Knowing that Dante is PSSM1 has actually made me feel free of the worry about when we will get to riding. I now know there is a physical issue for him and it makes me more understanding that our time frame will be slower until matters improve for him.
I feel more relaxed and joy when being with him – I’ve let go of our schedule and I’m spending more chill time with him without the pushing for progress. This new perspective of our partnership has really released the pressure and has made me feel so much better about spending time with him.
Of course there are still goals to work towards, but I’m letting Dante set the pace on how quickly we proceed on getting it done.
Throughout the winter we will concentrate on the same things. The good news is he is getting better at lunging all the time although still unhappy about trotting. He will do it; it’s clear he isn’t excited about it. Hopefully, a few changes to his feeding schedule will help with this.
- mounting block – until he chooses to stand quietly and willingly at the mounting block, we won’t proceed with riding. This is allowing him the choice of when we continue in this direction.
- the Down cue. He knows it but I’m still trying to get him to respond to the voice cue and to keep the duration. Why? Because while he’ll keep his head low at walk, he brings it up at trot on the lunge.
- in groundwork and lunging, I’m looking for a more active walk as he has a tendency to be a bit lazy on the hindquarters due to PSSM.
- focusing on better form, as I feel we are getting heavy on the forehand when stretching to long and low and not keeping the weight back.
- teaching the cue for a half halt from the ground with a little shake on the lungeline.
- teaching him to move away from a tap with a whip at the hindquarters in preparation for teaching the travers (hindquarters in).
- shoulder in has really improved but he is far better going clockwise then counter clockwise. Looking for this to become more fluid before we move on with it at trot.
- teaching the beginning of haunches in. This will be really difficult for him athletically so we will take a long time to get there.
- Once I get my new reins (which are longer) bought, I’ll be doing the above as in-hand work – with a bit. During this work I’ll be able to fine tune him stepping under his point of weight and reaching down into the bridle.
Food and Supplements:
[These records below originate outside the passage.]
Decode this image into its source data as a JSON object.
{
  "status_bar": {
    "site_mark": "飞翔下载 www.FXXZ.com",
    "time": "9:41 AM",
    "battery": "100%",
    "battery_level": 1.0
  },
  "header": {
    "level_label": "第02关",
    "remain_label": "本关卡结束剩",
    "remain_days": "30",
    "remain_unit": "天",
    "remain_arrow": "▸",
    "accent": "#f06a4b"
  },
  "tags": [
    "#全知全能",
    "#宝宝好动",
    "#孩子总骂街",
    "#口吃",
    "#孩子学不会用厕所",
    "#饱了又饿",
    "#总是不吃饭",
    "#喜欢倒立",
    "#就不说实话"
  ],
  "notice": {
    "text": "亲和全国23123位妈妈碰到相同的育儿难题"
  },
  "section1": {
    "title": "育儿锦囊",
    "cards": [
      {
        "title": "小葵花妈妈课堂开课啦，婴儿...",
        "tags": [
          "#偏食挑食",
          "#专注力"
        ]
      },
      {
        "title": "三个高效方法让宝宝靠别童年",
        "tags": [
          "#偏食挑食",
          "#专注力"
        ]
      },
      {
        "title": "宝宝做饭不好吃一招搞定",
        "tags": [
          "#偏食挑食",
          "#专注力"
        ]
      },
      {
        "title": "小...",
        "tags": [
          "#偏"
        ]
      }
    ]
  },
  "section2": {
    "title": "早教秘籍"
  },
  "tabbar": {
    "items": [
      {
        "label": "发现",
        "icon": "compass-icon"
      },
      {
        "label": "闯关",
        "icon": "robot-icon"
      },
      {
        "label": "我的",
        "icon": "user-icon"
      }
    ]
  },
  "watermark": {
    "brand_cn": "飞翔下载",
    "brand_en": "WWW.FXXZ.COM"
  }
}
Recently I contacted Dr. Kellon at Uckele to tweak his supplements after I got confirmation of his PSSM 1: I’ll be upping his ALCAR as that won’t cause him any harm and he seems to do better when it is a little higher, maybe 20 g (by weight).
I will also be adding in Ocean K to up the iodine he is getting with his table salt. The biggest change though is adding a joint supplement. He continues to get Vitamin E (in oil), Magnesium, and the proper mix of Copper and Zinc.
I’ll be sending off his hay, which is farmed on the property he boards, for testing to make sure I’m completely on track.